Local weather project (360 tutorial) : problem creating API URL

Local weather project (360 tutorial) : problem creating API URL
0

#1

Hello all. When I run the following code my console returns the following url for the API :
"https:/api.openweathermap.org/data/2.5/weather?lat=undefined&lon=undefined&APPID=5509e4d3e24ba333ea491217acad1d3d"
which leads me to believe that the code was not run in the order I wrote it - that the api variable was defined before the if (navigator.geolocation) statement was run (there creating and API url where the long and lat variables are undefined.
How to fix this?
Thanks for your help!

$(document).ready(function() {
  
  var long;
  var lat;
 

  if (navigator.geolocation) {
    navigator.geolocation.getCurrentPosition(function(position) {
    long = position.coords.longitude;
    lat = position.coords.latitude;
      $("#data").html("latitude: " + lat + "<br>longitude: " + long);
      console.log(lat)
    });
  }

  // Create API with geolocation

  var api ="https:/api.openweathermap.org/data/2.5/weather?lat="+lat+"&lon="+long+"&APPID=5509e4d3e24ba333ea491217acad1d3d";
  
 console.log(api);

  
  $.getJSON(api, function(data) {
    var weatherType = data.weather[0].description;
    var kelvin = data.main.temp;
    var windSpeed = data.wind.speed;
    var city = data.name;
    
    
    
    console.log(city);
    console.log(api);
    
  });
});


#2

I think you have not allow your browser to know your location. You must allow chrome to know your location otherwise it will remain undefined.


#3

Hey there, actually codepen asked me straight away if I wanted to share my geolocation information, I accepted and the output shows

latitude: 12.3714277
longitude: -1.5196603

so I guess that’s not the problem :frowning:


#4

It is because navigator.geolocation.getCurrentPosition is asynchronous, so it does not wait until it gets its data back to process other code after this function. You need to move all of the following:

  var api ="https:/api.openweathermap.org/data/2.5/weather?lat="+lat+"&lon="+long+"&APPID=5509e4d3e24ba333ea491217acad1d3d";
  
 console.log(api);
 
  $.getJSON(api, function(data) {
    var weatherType = data.weather[0].description;
    var kelvin = data.main.temp;
    var windSpeed = data.wind.speed;
    var city = data.name;
    console.log(city);
    console.log(api);
  });

so that when the data comes back, you can actually use the lat and lon with the getJSON call (which is also asynchronous). Also, you have a typo in your api string.

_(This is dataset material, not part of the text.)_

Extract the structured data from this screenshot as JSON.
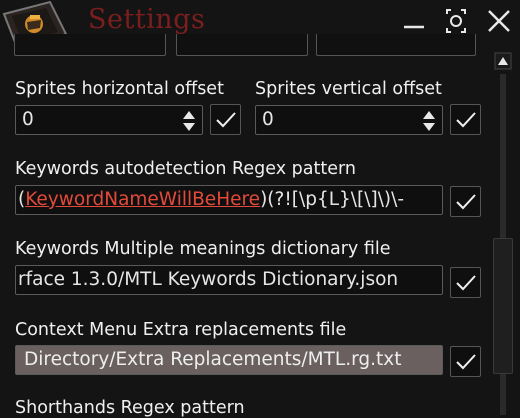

It should be:

https:// not https:/


#5

Thanks for pointing out the issue. One way I got around it is to only assign the url to variable api within the navigator.geolocation.getCurrentPosition, and only call the openweather API manually, through a button, to make sure that the api variable has the correct url. I wonder what is a better way of dealing with the problem automatically (i.e I just refresh the page and the browser automatically gets my geolocation, plugs in the correct url in api, and the call is made to the openweather api).


$(document).ready(function() { 

  var long;
  var lat;
  var api;

  if (navigator.geolocation) {
    navigator.geolocation.getCurrentPosition(function(position) {
      long = position.coords.longitude;
      lat = position.coords.latitude;
      api ="https://api.openweathermap.org/data/2.5/weather?lat="+lat+"&lon="+long+"&APPID=5509e4d3e24ba333ea491217acad1d3d";
      $("#data").html("latitude: " + lat + "<br>longitude: " + long);
      console.log(lat)
    });
  }

  $(".getLocation").on("click", function(){

    $.getJSON(api, function(data) {
      var weatherType = data.weather[0].description;
      var kelvin = data.main.temp;
      var windSpeed = data.wind.speed;
      var city = data.name;

      console.log(city);
      console.log(api);    
    });

  });

});

#6

I’ve edited your post for readability. When you enter a code block into the forum, remember to precede it with a line of three backticks and follow it with a line of three backticks to make easier to read. See this post to find the backtick on your keyboard. The “preformatted text” tool in the editor (</>) will also add backticks around text.


#7

To answer your question, putting the weather stuff inside your location callback is the better way to handle that. And then your output code goes inside the callback for the weather stuff. You are going to have to deal with asynchronicity over and over in JavaScript, you’d better get used to it now. It’s an important feature of the language. There are other ways to deal with it (e.g., promises) but trying to game the timing of it by relying on user input is setting yourself up for problems.